- _YOUR INSTRUCTIONS_: Here the job is to print all of the entries below verbatim and leave out any picture.

DATA EXTRACT section start

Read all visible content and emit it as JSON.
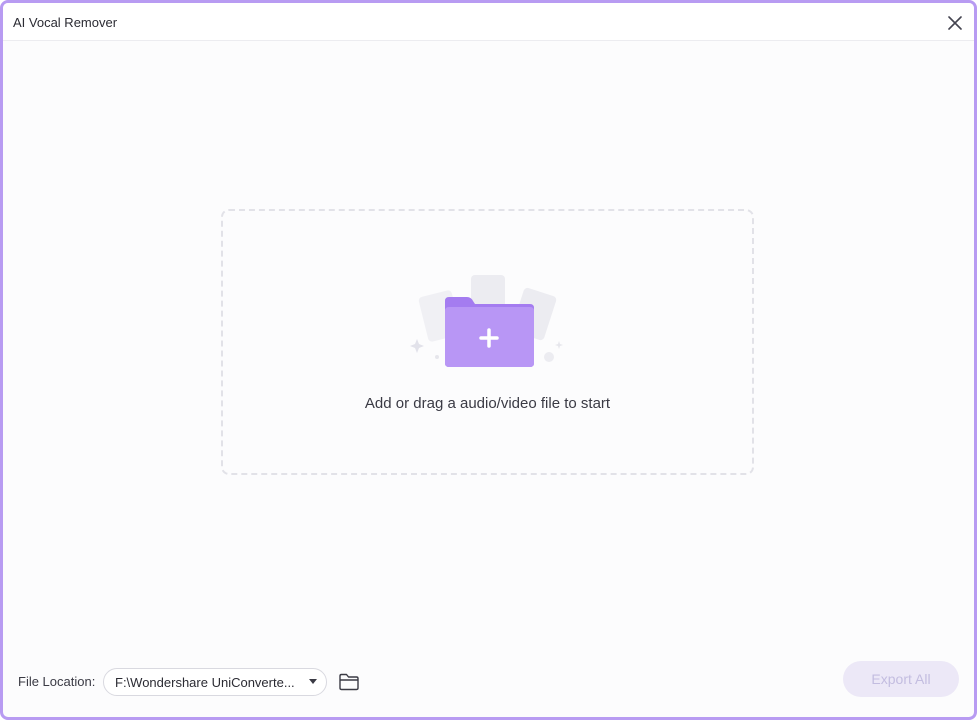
{
  "window": {
    "title": "AI Vocal Remover",
    "accent_color": "#b89bf2"
  },
  "titlebar": {
    "close_icon": "close-icon"
  },
  "dropzone": {
    "instruction": "Add or drag a audio/video file to start",
    "icon": "folder-add-icon",
    "icon_color": "#a47cf0"
  },
  "footer": {
    "file_location_label": "File Location:",
    "file_location_value": "F:\\Wondershare UniConverte...",
    "dropdown_icon": "chevron-down-icon",
    "folder_icon": "folder-open-icon",
    "export_label": "Export All",
    "export_enabled": false
  }
}
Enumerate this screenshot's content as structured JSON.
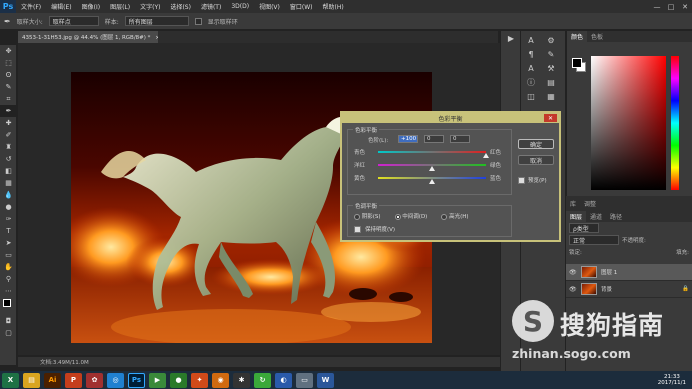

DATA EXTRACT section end

- _RESPONSE FOR THIS EXERCISE_:
Read all visible content and emit it as JSON.
{
  "window": {
    "title": "AI Vocal Remover",
    "accent_color": "#b89bf2"
  },
  "titlebar": {
    "close_icon": "close-icon"
  },
  "dropzone": {
    "instruction": "Add or drag a audio/video file to start",
    "icon": "folder-add-icon",
    "icon_color": "#a47cf0"
  },
  "footer": {
    "file_location_label": "File Location:",
    "file_location_value": "F:\\Wondershare UniConverte...",
    "dropdown_icon": "chevron-down-icon",
    "folder_icon": "folder-open-icon",
    "export_label": "Export All",
    "export_enabled": false
  }
}
Enumerate this screenshot's content as structured JSON.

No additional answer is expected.